When a city or town hear of an impending snow storm, the normal precautions exist such as keeping people warm, ensure enough food is available and road and streets are clear. But a new danger exists that many don’t think about; carbon monoxide poisoning.
A mother and child in Passaic, New Jersey died over the weekend from carbon monoxide that filled the family’s car instead of releasing through the vehicle’s tailpipe during the latest heavy snow, Winter Storm Jonas.
Twenty-three-year-old Sashalynn Rosa Bonilla and her one-year-old son Messiah lost their lives as her husband tried to dig their car out of the snow. As many of us do, we turn the car on to warm it up while we head back out into the cold to rid the car of snow on it and around it.
The husband was literally only a feet away from his family while his family was breathing in the trapped fumes. The mother and son were in the car with Messiah’s three-year-old sister for a total of 20 minutes trying to keep warm before Felix Bonilla Jr. noticed they were unresponsive.
The snow covering the car’s tailpipe went undetected, pushing the deadly carbon monoxide into the vehicle. Neighbors attempted to perform CPR on the wife and baby, but it was too late. The three-year-old girl was taken to a local hospital, where she was listed in critical condition.

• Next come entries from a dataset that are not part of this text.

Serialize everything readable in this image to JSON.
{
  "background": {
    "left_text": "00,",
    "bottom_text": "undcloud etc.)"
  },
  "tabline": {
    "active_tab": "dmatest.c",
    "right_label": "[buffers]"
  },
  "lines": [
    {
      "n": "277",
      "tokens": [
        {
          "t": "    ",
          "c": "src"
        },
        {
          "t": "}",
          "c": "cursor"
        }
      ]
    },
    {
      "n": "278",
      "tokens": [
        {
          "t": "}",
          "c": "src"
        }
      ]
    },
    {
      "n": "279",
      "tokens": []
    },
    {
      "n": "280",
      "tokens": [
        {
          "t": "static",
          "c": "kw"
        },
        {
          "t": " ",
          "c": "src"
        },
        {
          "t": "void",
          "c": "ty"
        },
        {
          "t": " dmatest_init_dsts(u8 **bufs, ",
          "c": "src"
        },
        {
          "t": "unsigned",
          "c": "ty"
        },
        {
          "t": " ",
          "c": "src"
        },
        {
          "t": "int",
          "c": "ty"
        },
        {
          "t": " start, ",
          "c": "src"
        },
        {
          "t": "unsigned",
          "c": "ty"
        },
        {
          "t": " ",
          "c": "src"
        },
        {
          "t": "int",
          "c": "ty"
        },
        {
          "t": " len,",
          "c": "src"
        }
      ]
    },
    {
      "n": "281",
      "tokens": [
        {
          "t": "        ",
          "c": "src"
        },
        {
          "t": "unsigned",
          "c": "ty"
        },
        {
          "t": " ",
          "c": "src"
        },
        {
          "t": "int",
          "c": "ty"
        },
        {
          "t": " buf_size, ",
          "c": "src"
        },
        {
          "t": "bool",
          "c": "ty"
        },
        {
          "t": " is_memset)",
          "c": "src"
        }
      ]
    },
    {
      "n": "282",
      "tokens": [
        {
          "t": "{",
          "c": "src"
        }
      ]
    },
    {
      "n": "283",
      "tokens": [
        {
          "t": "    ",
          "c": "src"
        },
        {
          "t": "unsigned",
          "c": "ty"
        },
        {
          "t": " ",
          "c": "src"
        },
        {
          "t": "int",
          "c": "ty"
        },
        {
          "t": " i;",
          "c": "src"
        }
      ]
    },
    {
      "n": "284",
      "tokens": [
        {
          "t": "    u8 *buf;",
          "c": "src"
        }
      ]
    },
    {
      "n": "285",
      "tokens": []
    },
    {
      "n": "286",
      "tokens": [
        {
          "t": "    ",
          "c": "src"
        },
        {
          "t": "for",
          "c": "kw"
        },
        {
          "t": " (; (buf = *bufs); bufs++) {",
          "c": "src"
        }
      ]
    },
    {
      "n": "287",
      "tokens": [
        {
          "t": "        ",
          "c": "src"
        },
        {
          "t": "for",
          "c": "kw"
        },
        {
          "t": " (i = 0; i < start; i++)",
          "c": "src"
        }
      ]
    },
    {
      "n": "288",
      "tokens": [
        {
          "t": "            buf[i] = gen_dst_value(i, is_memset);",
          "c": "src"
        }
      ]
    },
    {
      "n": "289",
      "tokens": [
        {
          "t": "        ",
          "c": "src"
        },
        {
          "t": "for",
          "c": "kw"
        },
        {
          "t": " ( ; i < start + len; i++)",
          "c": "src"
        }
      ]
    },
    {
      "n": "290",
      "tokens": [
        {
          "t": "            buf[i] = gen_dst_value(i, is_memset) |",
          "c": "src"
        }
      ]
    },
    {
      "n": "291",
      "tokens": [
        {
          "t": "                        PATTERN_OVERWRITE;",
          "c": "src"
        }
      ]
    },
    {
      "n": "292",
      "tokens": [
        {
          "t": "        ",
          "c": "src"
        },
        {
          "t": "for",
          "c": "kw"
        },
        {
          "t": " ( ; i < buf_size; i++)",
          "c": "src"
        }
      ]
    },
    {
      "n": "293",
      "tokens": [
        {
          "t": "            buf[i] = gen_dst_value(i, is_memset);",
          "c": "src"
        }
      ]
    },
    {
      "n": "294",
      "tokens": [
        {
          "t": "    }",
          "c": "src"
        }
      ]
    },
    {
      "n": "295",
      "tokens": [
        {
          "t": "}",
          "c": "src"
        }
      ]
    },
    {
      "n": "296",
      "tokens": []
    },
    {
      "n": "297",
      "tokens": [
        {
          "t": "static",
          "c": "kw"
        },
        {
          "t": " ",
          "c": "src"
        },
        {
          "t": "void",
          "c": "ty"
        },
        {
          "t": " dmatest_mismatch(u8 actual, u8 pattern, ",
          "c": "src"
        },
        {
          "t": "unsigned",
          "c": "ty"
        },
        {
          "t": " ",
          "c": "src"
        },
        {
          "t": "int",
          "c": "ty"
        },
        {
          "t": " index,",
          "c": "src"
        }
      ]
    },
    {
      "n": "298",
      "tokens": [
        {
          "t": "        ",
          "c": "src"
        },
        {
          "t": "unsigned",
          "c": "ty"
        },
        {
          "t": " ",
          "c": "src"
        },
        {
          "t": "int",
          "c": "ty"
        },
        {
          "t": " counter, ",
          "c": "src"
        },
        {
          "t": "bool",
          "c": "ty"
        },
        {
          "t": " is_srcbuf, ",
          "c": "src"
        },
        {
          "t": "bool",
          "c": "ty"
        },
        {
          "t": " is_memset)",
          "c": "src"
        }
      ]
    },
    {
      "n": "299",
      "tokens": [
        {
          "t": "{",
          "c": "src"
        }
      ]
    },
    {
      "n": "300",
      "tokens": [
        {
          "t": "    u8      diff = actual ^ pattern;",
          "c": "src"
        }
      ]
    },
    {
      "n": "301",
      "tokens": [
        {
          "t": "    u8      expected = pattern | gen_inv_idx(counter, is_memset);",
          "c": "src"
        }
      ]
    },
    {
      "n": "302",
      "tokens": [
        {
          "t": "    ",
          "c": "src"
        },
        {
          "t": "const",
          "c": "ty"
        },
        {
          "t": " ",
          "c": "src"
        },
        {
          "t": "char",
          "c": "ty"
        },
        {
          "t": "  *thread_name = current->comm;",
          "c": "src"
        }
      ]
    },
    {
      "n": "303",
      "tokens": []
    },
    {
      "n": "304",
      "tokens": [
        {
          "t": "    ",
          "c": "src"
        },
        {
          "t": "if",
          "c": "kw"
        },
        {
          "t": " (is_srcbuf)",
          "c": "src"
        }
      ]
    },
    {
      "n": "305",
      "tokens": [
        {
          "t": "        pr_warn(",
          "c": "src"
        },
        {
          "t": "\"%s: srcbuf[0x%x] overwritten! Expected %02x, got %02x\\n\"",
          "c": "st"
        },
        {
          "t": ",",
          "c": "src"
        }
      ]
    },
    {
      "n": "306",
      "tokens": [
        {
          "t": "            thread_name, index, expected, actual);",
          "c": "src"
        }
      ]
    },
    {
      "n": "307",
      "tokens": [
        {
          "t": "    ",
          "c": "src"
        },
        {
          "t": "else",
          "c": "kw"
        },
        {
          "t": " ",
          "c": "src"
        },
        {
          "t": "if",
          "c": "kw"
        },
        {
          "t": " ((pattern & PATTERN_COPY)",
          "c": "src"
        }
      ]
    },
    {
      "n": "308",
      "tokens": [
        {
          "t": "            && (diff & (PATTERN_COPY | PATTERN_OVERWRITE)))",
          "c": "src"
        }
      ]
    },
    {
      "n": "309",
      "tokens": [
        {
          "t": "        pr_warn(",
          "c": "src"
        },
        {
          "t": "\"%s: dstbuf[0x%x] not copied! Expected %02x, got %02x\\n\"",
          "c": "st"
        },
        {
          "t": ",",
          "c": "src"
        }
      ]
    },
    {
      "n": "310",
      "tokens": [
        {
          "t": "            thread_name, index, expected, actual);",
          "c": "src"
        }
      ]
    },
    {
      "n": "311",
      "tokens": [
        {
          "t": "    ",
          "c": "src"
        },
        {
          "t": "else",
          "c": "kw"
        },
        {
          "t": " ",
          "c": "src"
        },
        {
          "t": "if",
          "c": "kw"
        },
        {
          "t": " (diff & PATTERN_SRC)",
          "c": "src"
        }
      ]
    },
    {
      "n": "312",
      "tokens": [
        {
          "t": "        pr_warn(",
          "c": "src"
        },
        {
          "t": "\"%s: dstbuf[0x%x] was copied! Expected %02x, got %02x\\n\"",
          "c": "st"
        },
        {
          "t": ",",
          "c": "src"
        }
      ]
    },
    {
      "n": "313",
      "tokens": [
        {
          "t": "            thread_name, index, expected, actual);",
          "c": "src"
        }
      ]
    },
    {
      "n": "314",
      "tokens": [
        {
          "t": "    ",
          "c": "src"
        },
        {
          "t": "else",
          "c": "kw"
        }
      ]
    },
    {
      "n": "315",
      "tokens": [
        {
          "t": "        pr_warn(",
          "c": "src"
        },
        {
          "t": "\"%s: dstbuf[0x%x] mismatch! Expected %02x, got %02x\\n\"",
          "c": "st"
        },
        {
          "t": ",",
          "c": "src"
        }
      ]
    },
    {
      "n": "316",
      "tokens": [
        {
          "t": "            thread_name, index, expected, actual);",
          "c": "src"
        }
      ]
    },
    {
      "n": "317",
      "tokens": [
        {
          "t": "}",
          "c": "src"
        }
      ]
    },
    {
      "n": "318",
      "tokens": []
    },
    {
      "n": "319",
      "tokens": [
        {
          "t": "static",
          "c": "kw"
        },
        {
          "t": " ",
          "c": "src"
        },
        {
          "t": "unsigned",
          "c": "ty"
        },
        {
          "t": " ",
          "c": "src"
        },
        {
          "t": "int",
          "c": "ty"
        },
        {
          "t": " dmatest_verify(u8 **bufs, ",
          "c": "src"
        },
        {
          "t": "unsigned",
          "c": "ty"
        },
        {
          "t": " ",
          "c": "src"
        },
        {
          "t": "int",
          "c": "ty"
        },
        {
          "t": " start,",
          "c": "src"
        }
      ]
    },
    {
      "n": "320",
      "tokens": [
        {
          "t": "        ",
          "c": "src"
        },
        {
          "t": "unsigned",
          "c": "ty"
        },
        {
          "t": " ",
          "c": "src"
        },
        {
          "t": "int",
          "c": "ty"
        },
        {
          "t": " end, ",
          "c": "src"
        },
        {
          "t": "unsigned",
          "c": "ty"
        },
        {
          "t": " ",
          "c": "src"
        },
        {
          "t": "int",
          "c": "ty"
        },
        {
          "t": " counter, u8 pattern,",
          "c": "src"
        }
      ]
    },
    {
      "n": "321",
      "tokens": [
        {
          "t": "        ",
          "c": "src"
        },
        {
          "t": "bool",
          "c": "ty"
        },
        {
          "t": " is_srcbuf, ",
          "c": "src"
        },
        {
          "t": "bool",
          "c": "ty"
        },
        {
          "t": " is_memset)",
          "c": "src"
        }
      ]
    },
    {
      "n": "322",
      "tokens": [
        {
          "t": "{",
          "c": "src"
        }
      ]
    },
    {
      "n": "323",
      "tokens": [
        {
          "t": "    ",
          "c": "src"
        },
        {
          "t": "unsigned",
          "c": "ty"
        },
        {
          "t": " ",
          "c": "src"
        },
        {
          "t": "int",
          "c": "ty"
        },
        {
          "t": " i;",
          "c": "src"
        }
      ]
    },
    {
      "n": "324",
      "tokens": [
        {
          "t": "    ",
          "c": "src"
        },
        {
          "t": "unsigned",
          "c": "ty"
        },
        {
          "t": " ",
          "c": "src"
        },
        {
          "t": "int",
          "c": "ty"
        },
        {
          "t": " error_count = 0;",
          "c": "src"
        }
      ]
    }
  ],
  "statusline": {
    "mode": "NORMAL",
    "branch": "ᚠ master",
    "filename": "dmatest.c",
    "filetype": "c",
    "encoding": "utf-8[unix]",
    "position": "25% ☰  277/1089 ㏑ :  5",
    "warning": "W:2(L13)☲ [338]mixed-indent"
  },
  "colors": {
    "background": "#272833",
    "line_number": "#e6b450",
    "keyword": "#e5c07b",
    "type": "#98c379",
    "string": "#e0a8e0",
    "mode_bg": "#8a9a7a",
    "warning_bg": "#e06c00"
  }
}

The most common symptoms of carbon monoxide poisoning are:
- dull headache